Sanaria has won a three-year, $3 million phase 2 Small Business Research Innovation grant from the National Institutes of Health to further develop its malaria vaccine.
The money will support research by scientists at the Rockville company and its partner, Columbia University, according to Sanaria information. The new grant continues earlier NIH-supported efforts at Sanaria and Columbia to develop genetically modified strains of the human malaria parasite Plasmodium falciparum that do not cause disease, but stimulate protective immunity when administered as a live, whole parasite malaria vaccine.
“There is considerable excitement about whole parasite malaria vaccines, and research towards developing genetically modified strains for such vaccines is at the cutting edge of this field,” said Christian Loucq, director of the Malaria Vaccine Initiative with PATH-Program for Appropriate Technology in Health, in a statement.
The parasites have been weakened by exposure to radiation and confer high-level protection against malaria when introduced by the bite of infected mosquitoes, according to Sanaria. These parasites invade host tissues, but cannot complete differentiation and do not replicate or cause disease.

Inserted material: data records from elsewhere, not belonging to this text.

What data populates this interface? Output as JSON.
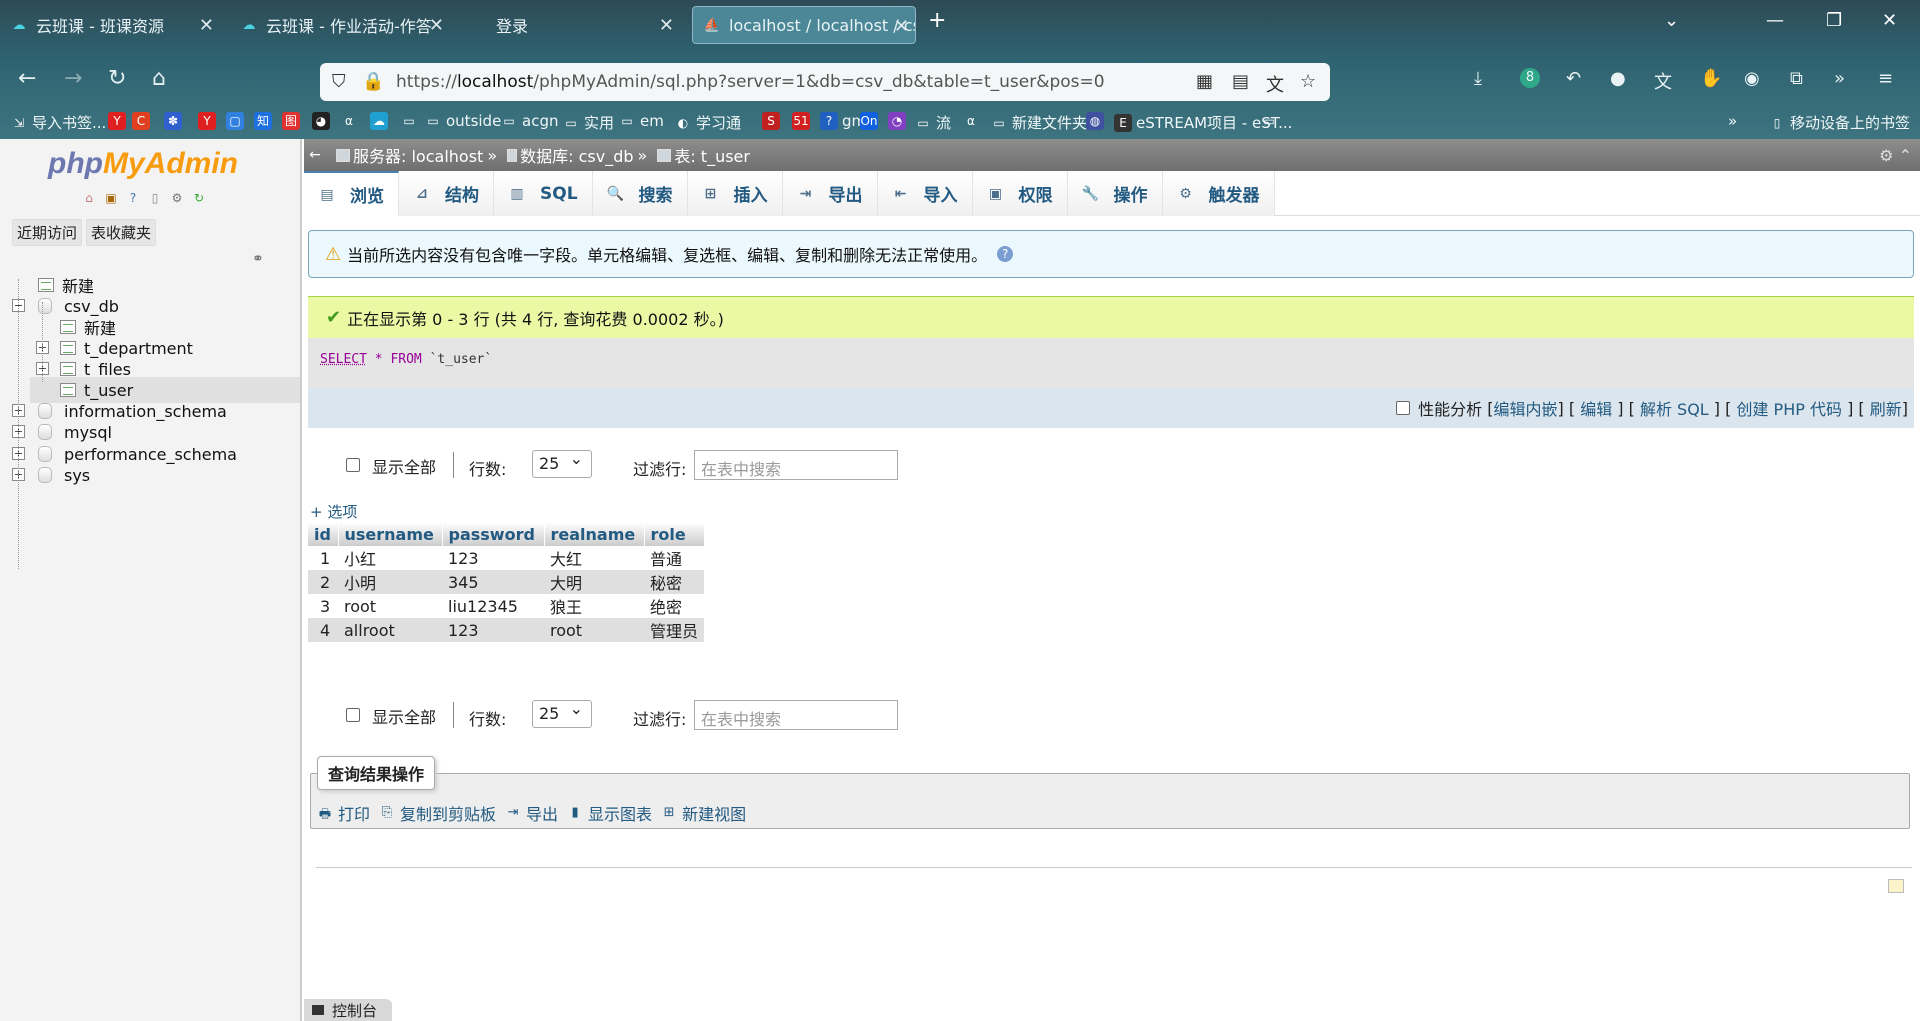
{
  "browser": {
    "tabs": [
      {
        "title": "云班课 - 班课资源",
        "icon": "cloud-class-icon",
        "active": false
      },
      {
        "title": "云班课 - 作业活动-作答",
        "icon": "cloud-class-icon",
        "active": false
      },
      {
        "title": "登录",
        "icon": "",
        "active": false
      },
      {
        "title": "localhost / localhost / csv_db",
        "icon": "pma-icon",
        "active": true
      }
    ],
    "new_tab": "+",
    "url_host": "localhost",
    "url_prefix": "https://",
    "url_path": "/phpMyAdmin/sql.php?server=1&db=csv_db&table=t_user&pos=0",
    "download_badge": "8",
    "bookmarks": [
      {
        "label": "导入书签...",
        "icon": "import-icon",
        "color": ""
      },
      {
        "label": "",
        "icon": "y-icon",
        "color": "#e02020"
      },
      {
        "label": "",
        "icon": "c-icon",
        "color": "#e04020"
      },
      {
        "label": "",
        "icon": "paw-icon",
        "color": "#3060d0"
      },
      {
        "label": "",
        "icon": "y2-icon",
        "color": "#e02020"
      },
      {
        "label": "",
        "icon": "blue-icon",
        "color": "#3080e0"
      },
      {
        "label": "",
        "icon": "zhi-icon",
        "color": "#1e6fe0"
      },
      {
        "label": "",
        "icon": "red-icon",
        "color": "#e03030"
      },
      {
        "label": "",
        "icon": "github-icon",
        "color": "#222"
      },
      {
        "label": "",
        "icon": "alpha-icon",
        "color": ""
      },
      {
        "label": "",
        "icon": "cloud-icon",
        "color": "#20a0d0"
      },
      {
        "label": "",
        "icon": "folder-icon",
        "color": ""
      },
      {
        "label": "outside",
        "icon": "folder-icon",
        "color": ""
      },
      {
        "label": "acgn",
        "icon": "folder-icon",
        "color": ""
      },
      {
        "label": "实用",
        "icon": "folder-icon",
        "color": ""
      },
      {
        "label": "em",
        "icon": "folder-icon",
        "color": ""
      },
      {
        "label": "学习通",
        "icon": "xxt-icon",
        "color": ""
      },
      {
        "label": "",
        "icon": "scihub-icon",
        "color": "#c02020"
      },
      {
        "label": "",
        "icon": "51-icon",
        "color": "#d02020"
      },
      {
        "label": "gmp",
        "icon": "help-icon",
        "color": "#2060c0"
      },
      {
        "label": "",
        "icon": "on-icon",
        "color": "#1060e0"
      },
      {
        "label": "",
        "icon": "chat-icon",
        "color": "#8040c0"
      },
      {
        "label": "流",
        "icon": "folder-icon",
        "color": ""
      },
      {
        "label": "",
        "icon": "alpha-icon",
        "color": ""
      },
      {
        "label": "新建文件夹",
        "icon": "folder-icon",
        "color": ""
      },
      {
        "label": "",
        "icon": "globe-icon",
        "color": "#4050a0"
      },
      {
        "label": "eSTREAM项目 - eST...",
        "icon": "ecr-icon",
        "color": "#333"
      },
      {
        "label": "",
        "icon": "folder-icon",
        "color": ""
      }
    ],
    "mobile_bookmarks": "移动设备上的书签"
  },
  "sidebar": {
    "logo_php": "php",
    "logo_admin": "MyAdmin",
    "tabs": [
      "近期访问",
      "表收藏夹"
    ],
    "tree": [
      {
        "label": "新建",
        "level": 0,
        "kind": "new"
      },
      {
        "label": "csv_db",
        "level": 0,
        "kind": "db",
        "expander": "−"
      },
      {
        "label": "新建",
        "level": 1,
        "kind": "new"
      },
      {
        "label": "t_department",
        "level": 1,
        "kind": "table",
        "expander": "+"
      },
      {
        "label": "t_files",
        "level": 1,
        "kind": "table",
        "expander": "+"
      },
      {
        "label": "t_user",
        "level": 1,
        "kind": "table",
        "expander": "+",
        "selected": true
      },
      {
        "label": "information_schema",
        "level": 0,
        "kind": "db",
        "expander": "+"
      },
      {
        "label": "mysql",
        "level": 0,
        "kind": "db",
        "expander": "+"
      },
      {
        "label": "performance_schema",
        "level": 0,
        "kind": "db",
        "expander": "+"
      },
      {
        "label": "sys",
        "level": 0,
        "kind": "db",
        "expander": "+"
      }
    ]
  },
  "breadcrumb": {
    "server": "服务器: localhost",
    "database": "数据库: csv_db",
    "table": "表: t_user",
    "sep": "»"
  },
  "tabs": [
    {
      "label": "浏览",
      "icon": "browse-icon",
      "glyph": "▤"
    },
    {
      "label": "结构",
      "icon": "structure-icon",
      "glyph": "⊿"
    },
    {
      "label": "SQL",
      "icon": "sql-icon",
      "glyph": "▥"
    },
    {
      "label": "搜索",
      "icon": "search-icon",
      "glyph": "🔍"
    },
    {
      "label": "插入",
      "icon": "insert-icon",
      "glyph": "⊞"
    },
    {
      "label": "导出",
      "icon": "export-icon",
      "glyph": "⇥"
    },
    {
      "label": "导入",
      "icon": "import-icon",
      "glyph": "⇤"
    },
    {
      "label": "权限",
      "icon": "privileges-icon",
      "glyph": "▣"
    },
    {
      "label": "操作",
      "icon": "operations-icon",
      "glyph": "🔧"
    },
    {
      "label": "触发器",
      "icon": "triggers-icon",
      "glyph": "⚙"
    }
  ],
  "notice": "当前所选内容没有包含唯一字段。单元格编辑、复选框、编辑、复制和删除无法正常使用。",
  "success": "正在显示第 0 - 3 行 (共 4 行, 查询花费 0.0002 秒。)",
  "sql": {
    "kw1": "SELECT",
    "op": "*",
    "kw2": "FROM",
    "name": "`t_user`"
  },
  "sql_tools": {
    "profiling": "性能分析",
    "inline_edit": "编辑内嵌",
    "edit": "编辑",
    "explain": "解析 SQL",
    "php_code": "创建 PHP 代码",
    "refresh": "刷新"
  },
  "nav": {
    "show_all": "显示全部",
    "rows_label": "行数:",
    "rows_value": "25",
    "filter_label": "过滤行:",
    "filter_placeholder": "在表中搜索"
  },
  "options_link": "+ 选项",
  "table": {
    "columns": [
      "id",
      "username",
      "password",
      "realname",
      "role"
    ],
    "rows": [
      [
        "1",
        "小红",
        "123",
        "大红",
        "普通"
      ],
      [
        "2",
        "小明",
        "345",
        "大明",
        "秘密"
      ],
      [
        "3",
        "root",
        "liu12345",
        "狼王",
        "绝密"
      ],
      [
        "4",
        "allroot",
        "123",
        "root",
        "管理员"
      ]
    ]
  },
  "query_ops": {
    "legend": "查询结果操作",
    "links": [
      {
        "label": "打印",
        "icon": "print-icon",
        "glyph": "🖶"
      },
      {
        "label": "复制到剪贴板",
        "icon": "clipboard-icon",
        "glyph": "⎘"
      },
      {
        "label": "导出",
        "icon": "export-icon",
        "glyph": "⇥"
      },
      {
        "label": "显示图表",
        "icon": "chart-icon",
        "glyph": "▮"
      },
      {
        "label": "新建视图",
        "icon": "view-icon",
        "glyph": "⊞"
      }
    ]
  },
  "console": "控制台"
}
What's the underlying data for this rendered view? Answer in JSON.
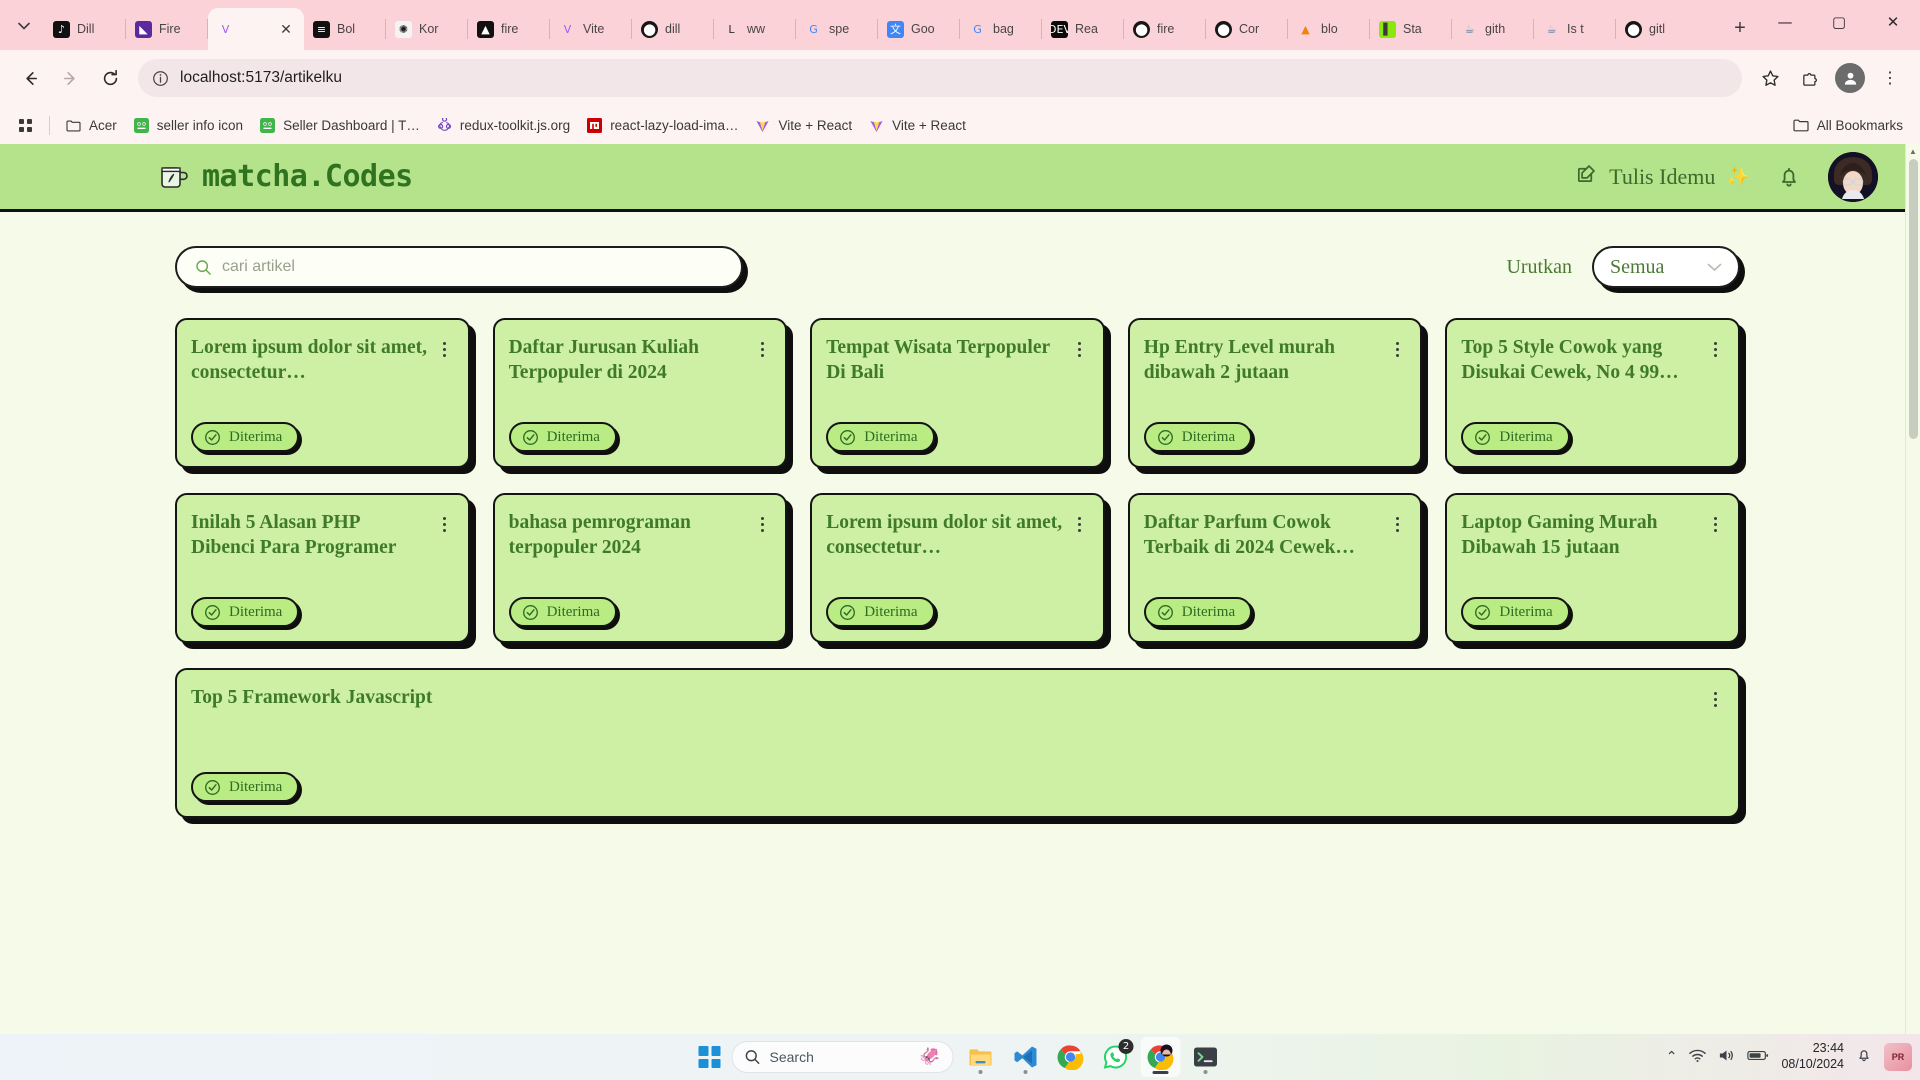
{
  "browser": {
    "tabs": [
      {
        "title": "Dill",
        "icon": "tiktok-icon",
        "glyph": "♪",
        "bg": "#111111",
        "fg": "#ffffff",
        "active": false
      },
      {
        "title": "Fire",
        "icon": "firebase-console-icon",
        "glyph": "◣",
        "bg": "#5b2a9e",
        "fg": "#ffffff",
        "active": false
      },
      {
        "title": "",
        "icon": "vite-icon",
        "glyph": "V",
        "bg": "transparent",
        "fg": "#a259f7",
        "active": true
      },
      {
        "title": "Bol",
        "icon": "bolt-icon",
        "glyph": "≡",
        "bg": "#111111",
        "fg": "#ffffff",
        "active": false
      },
      {
        "title": "Kor",
        "icon": "openai-icon",
        "glyph": "✺",
        "bg": "#f4f4f4",
        "fg": "#1a1a1a",
        "active": false
      },
      {
        "title": "fire",
        "icon": "firebase-icon",
        "glyph": "▲",
        "bg": "#111111",
        "fg": "#ffffff",
        "active": false
      },
      {
        "title": "Vite",
        "icon": "vite-icon",
        "glyph": "V",
        "bg": "transparent",
        "fg": "#a259f7",
        "active": false
      },
      {
        "title": "dill",
        "icon": "github-icon",
        "glyph": "",
        "bg": "#181717",
        "fg": "#ffffff",
        "active": false
      },
      {
        "title": "ww",
        "icon": "lucide-icon",
        "glyph": "L",
        "bg": "transparent",
        "fg": "#2b2b2b",
        "active": false
      },
      {
        "title": "spe",
        "icon": "google-icon",
        "glyph": "G",
        "bg": "transparent",
        "fg": "#4285f4",
        "active": false
      },
      {
        "title": "Goo",
        "icon": "google-translate-icon",
        "glyph": "文",
        "bg": "#4285f4",
        "fg": "#ffffff",
        "active": false
      },
      {
        "title": "bag",
        "icon": "google-icon",
        "glyph": "G",
        "bg": "transparent",
        "fg": "#4285f4",
        "active": false
      },
      {
        "title": "Rea",
        "icon": "devto-icon",
        "glyph": "DEV",
        "bg": "#0a0a0a",
        "fg": "#ffffff",
        "active": false
      },
      {
        "title": "fire",
        "icon": "github-icon",
        "glyph": "",
        "bg": "#181717",
        "fg": "#ffffff",
        "active": false
      },
      {
        "title": "Cor",
        "icon": "github-icon",
        "glyph": "",
        "bg": "#181717",
        "fg": "#ffffff",
        "active": false
      },
      {
        "title": "blo",
        "icon": "firebase-icon",
        "glyph": "▲",
        "bg": "transparent",
        "fg": "#f5820d",
        "active": false
      },
      {
        "title": "Sta",
        "icon": "stackblitz-icon",
        "glyph": "▌",
        "bg": "#8ce610",
        "fg": "#3b3b3b",
        "active": false
      },
      {
        "title": "gith",
        "icon": "java-icon",
        "glyph": "☕",
        "bg": "transparent",
        "fg": "#5382a1",
        "active": false
      },
      {
        "title": "Is t",
        "icon": "java-icon",
        "glyph": "☕",
        "bg": "transparent",
        "fg": "#5382a1",
        "active": false
      },
      {
        "title": "gitl",
        "icon": "github-icon",
        "glyph": "",
        "bg": "#181717",
        "fg": "#ffffff",
        "active": false
      }
    ],
    "new_tab_label": "+",
    "window_controls": {
      "minimize": "—",
      "maximize": "▢",
      "close": "✕"
    },
    "nav": {
      "back": "←",
      "forward": "→",
      "reload": "⟳",
      "site_info": "ⓘ"
    },
    "url": "localhost:5173/artikelku",
    "actions": {
      "bookmark": "☆",
      "extensions": "⊞",
      "profile": "A",
      "menu": "⋮"
    },
    "bookmarks": {
      "apps_label": "⠿",
      "items": [
        {
          "label": "Acer",
          "icon": "folder-icon"
        },
        {
          "label": "seller info icon",
          "icon": "favicon-green"
        },
        {
          "label": "Seller Dashboard | T…",
          "icon": "favicon-green"
        },
        {
          "label": "redux-toolkit.js.org",
          "icon": "redux-icon"
        },
        {
          "label": "react-lazy-load-ima…",
          "icon": "npm-icon"
        },
        {
          "label": "Vite + React",
          "icon": "vite-icon"
        },
        {
          "label": "Vite + React",
          "icon": "vite-icon"
        }
      ],
      "all_bookmarks_label": "All Bookmarks"
    }
  },
  "site": {
    "brand": "matcha.Codes",
    "write_button": "Tulis Idemu",
    "write_sparkle": "✨",
    "notification_icon": "bell-icon",
    "avatar_icon": "user-avatar"
  },
  "toolbar": {
    "search_placeholder": "cari artikel",
    "search_value": "",
    "sort_label": "Urutkan",
    "sort_value": "Semua",
    "sort_options": [
      "Semua"
    ]
  },
  "articles": [
    {
      "title": "Lorem ipsum dolor sit amet, consectetur…",
      "status": "Diterima"
    },
    {
      "title": "Daftar Jurusan Kuliah Terpopuler di 2024",
      "status": "Diterima"
    },
    {
      "title": "Tempat Wisata Terpopuler Di Bali",
      "status": "Diterima"
    },
    {
      "title": "Hp Entry Level murah dibawah 2 jutaan",
      "status": "Diterima"
    },
    {
      "title": "Top 5 Style Cowok yang Disukai Cewek, No 4 99…",
      "status": "Diterima"
    },
    {
      "title": "Inilah 5 Alasan PHP Dibenci Para Programer",
      "status": "Diterima"
    },
    {
      "title": "bahasa pemrograman terpopuler 2024",
      "status": "Diterima"
    },
    {
      "title": "Lorem ipsum dolor sit amet, consectetur…",
      "status": "Diterima"
    },
    {
      "title": "Daftar Parfum Cowok Terbaik di 2024 Cewek…",
      "status": "Diterima"
    },
    {
      "title": "Laptop Gaming Murah Dibawah 15 jutaan",
      "status": "Diterima"
    },
    {
      "title": "Top 5 Framework Javascript",
      "status": "Diterima"
    }
  ],
  "taskbar": {
    "start_label": "start-icon",
    "search_placeholder": "Search",
    "search_mascot": "🦑",
    "apps": [
      {
        "name": "file-explorer-icon",
        "glyph": "🗂",
        "badge": "",
        "running": true,
        "active": false
      },
      {
        "name": "vscode-icon",
        "glyph": "✂",
        "badge": "",
        "running": true,
        "active": false
      },
      {
        "name": "chrome-icon",
        "glyph": "◎",
        "badge": "",
        "running": false,
        "active": false
      },
      {
        "name": "whatsapp-icon",
        "glyph": "✆",
        "badge": "2",
        "running": false,
        "active": false
      },
      {
        "name": "chrome-active-icon",
        "glyph": "◎",
        "badge": "",
        "running": true,
        "active": true
      },
      {
        "name": "terminal-icon",
        "glyph": "❯_",
        "badge": "",
        "running": true,
        "active": false
      }
    ],
    "tray": {
      "overflow": "⌃",
      "wifi": "◗",
      "volume": "🔊",
      "battery": "▭",
      "time": "23:44",
      "date": "08/10/2024",
      "notifications": "🔔",
      "end_badge": "PR"
    }
  },
  "colors": {
    "browser_chrome": "#fbd2d8",
    "toolbar_bg": "#fdf3f3",
    "page_bg": "#f5fbe8",
    "header_green": "#b4e38b",
    "card_green": "#cef0a4",
    "chip_green": "#b9ec83",
    "brand_text": "#2f7320",
    "title_text": "#3f7a29",
    "shadow": "#0e0e0e"
  }
}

“Sanaria is uniquely positioned at this time to expand the pipeline of candidate sporozoite vaccines to include vaccines based on precisely gene-altered parasites that are highly potent in inducing protective immunity against malaria and are unable to cause disease,” said Stephen L. Hoffman, Sanaria’s founder and chief scientist, in the statement.